Growing saffron crocuses always seemed like a rather romantic undertaking--until we visited Consuegra, Spain during the harvest season. The dry plains of Castilla La Mancha, about 90 miles south of Madrid, are perhaps best known as the stomping grounds of the befuddled knight Don Quixote. But farmers in the region grow about two-thirds of the world's culinary saffron. It's also the best on the market (just ask any Spaniard). The harvest season is usually the last three weeks in October and is capped by the Saffron Rose Harvest Festival (La Monda de la Rosa de Azafran) in Consuegra on the last full weekend of the month. We visited one year to take part in the festivities--and also got a lesson in the hard work that...Read More

Las Fallas and more paella tips

When we think of Valencia, the first thing we think of is paella. But the city is probably most famous for its jaw-dropping Las Fallas festival always held March 15-19. This year we finally got to attend. It is a whirlwind of parades, music, fireworks, controlled explosions outside city hall, and general madcap revelry that continues around the clock. Valencians construct immensely complex satirical scenes in 300 or more squares of the city. Some of them go 75 feet tall and can cost up to $1 million each. They represent a wide array of political and pop cultural subjects, and the satire can be both biting and bawdy. (Witness Nicolas Sarkozy of France in a hot tub with three buxom women, one of whom is...Read More

Super Bowl arroz con pollo

We were surprised to read recently that Super Bowl Sunday is the second biggest eating holiday in the U.S., close on the heels of Thanksgiving. Since our own team, the New England Patriots, is not part of the action this year, it's a diminished holiday for us. But we thought we could console ourselves with a good meal, and realized that the one dish we've probably eaten most often while watching football is arroz con pollo. Of course, the football in question is what we Americans call soccer, but the Spaniards are every bit as obsessive about it. As in the U.S., tickets to the games are expensive, and the matches are typically broadcast on premium cable. If you want to see a match in...Read More

Making paella Valenciana at home
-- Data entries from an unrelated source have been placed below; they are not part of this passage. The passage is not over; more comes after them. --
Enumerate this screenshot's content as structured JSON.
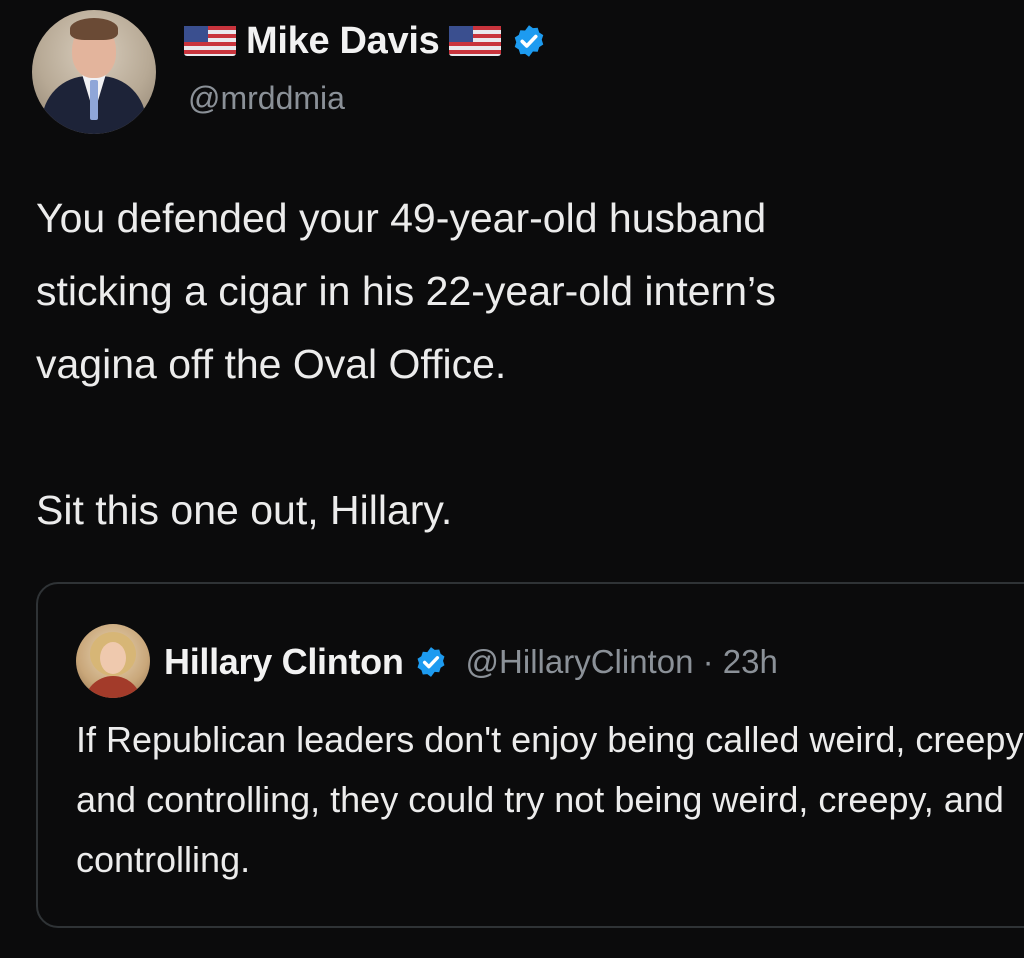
{
  "post": {
    "author": {
      "display_name": "Mike Davis",
      "handle": "@mrddmia",
      "flag_icon": "us-flag-icon",
      "verified": true
    },
    "text_paragraphs": [
      "You defended your 49-year-old husband\nsticking a cigar in his 22-year-old intern’s\nvagina off the Oval Office.",
      "Sit this one out, Hillary."
    ]
  },
  "quoted_post": {
    "author": {
      "display_name": "Hillary Clinton",
      "handle_time": "@HillaryClinton · 23h",
      "verified": true
    },
    "text": "If Republican leaders don't enjoy being called weird, creepy, and controlling, they could try not being weird, creepy, and controlling."
  },
  "colors": {
    "background": "#0b0b0c",
    "text": "#ececec",
    "secondary_text": "#8b9198",
    "verified_blue": "#1d9bf0",
    "quote_border": "#2f3336"
  }
}
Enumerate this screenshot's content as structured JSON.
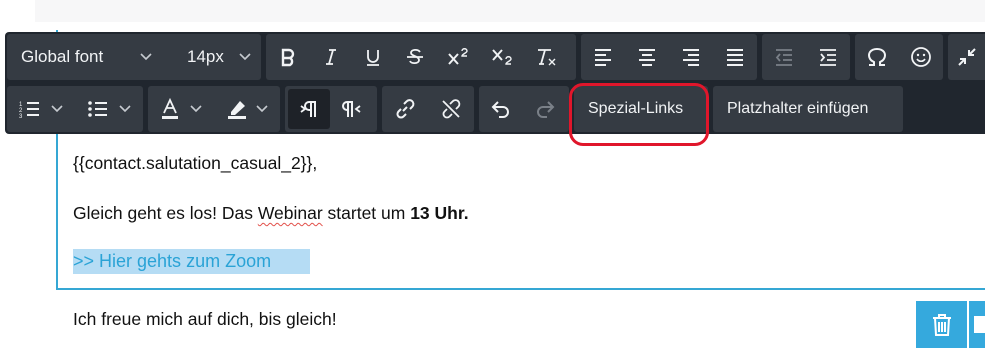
{
  "toolbar": {
    "font_family": "Global font",
    "font_size": "14px",
    "special_links": "Spezial-Links",
    "insert_placeholder": "Platzhalter einfügen"
  },
  "content": {
    "salutation": "{{contact.salutation_casual_2}},",
    "line_prefix": "Gleich geht es los! Das ",
    "line_word": "Webinar",
    "line_middle": " startet um ",
    "line_time": "13 Uhr.",
    "link_text": ">> Hier gehts zum Zoom",
    "closing": "Ich freue mich auf dich, bis gleich!"
  },
  "colors": {
    "toolbar_bg": "#20262e",
    "button_group_bg": "#353b43",
    "accent_blue": "#35a7d4",
    "link_highlight": "#b5dcf4",
    "callout_red": "#e0162b"
  }
}
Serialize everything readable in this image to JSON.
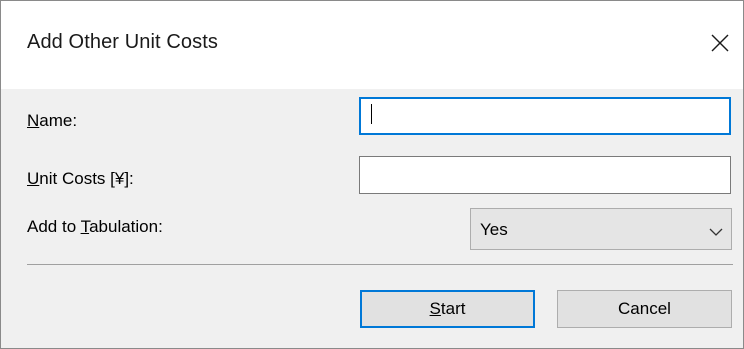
{
  "dialog": {
    "title": "Add Other Unit Costs",
    "close_icon": "close-icon"
  },
  "form": {
    "name": {
      "label_mnemonic": "N",
      "label_rest": "ame:",
      "value": ""
    },
    "unit_costs": {
      "label_mnemonic": "U",
      "label_rest": "nit Costs [¥]:",
      "value": ""
    },
    "tabulation": {
      "label_prefix": "Add to ",
      "label_mnemonic": "T",
      "label_rest": "abulation:",
      "selected": "Yes",
      "arrow_icon": "chevron-down-icon"
    }
  },
  "buttons": {
    "start_mnemonic": "S",
    "start_rest": "tart",
    "cancel": "Cancel"
  },
  "colors": {
    "focus_accent": "#0078d7",
    "dialog_background": "#f0f0f0",
    "titlebar_background": "#ffffff",
    "button_face": "#e1e1e1"
  }
}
Paella must be popular worldwide, judging by the recipe we received from the proprietor of Ceramicas Terriols (see below) when we purchased our paella pan. The directions were in a babble of languages, including Chinese and Russian. We can't comment on the clarity of the Chinese and Russian, but the English was, shall we say, tortured. (Sample directions: "When the meat is gilding, the tomato and paprika are thrown well moved till the whole is lightly fried.") Still, we got the gist of it and we wanted to try it when we got home. Since we have to traipse halfway across the city to buy rabbit, we decided to see if chicken thighs would make a good substitute. We can get good periwinkles in our...Read More

Shopping in Valencia for paella tools and ingredients

[caption id="attachment_608" align="alignleft" width="300" caption="Mercado Central, Valencia"][/caption] After tasting paella at La Pepica (see previous post) , we were able to identify the essential ingredients and seasonings we needed to bring home to recreate the dish. The best place to shop for in Valencia for paella fixings is the soaring Modernista train-shed of the Mercado Central (Tel: 963-829-101. www.mercadocentralvalencia.es, open 7:30 a.m.–2:30 p.m. Monday–Saturday). It’s one of the largest fresh markets in Spain, perhaps because the area around Valencia is intensively agricultural. The subtropical climate not only permits year-round cultivation of greens and legumes, the swampy lagoons are also home to some of Spain’s most prized rice plantations. You cannot take home the fresh veggies, but you can bring the heirloom rice, the spices, and...Read More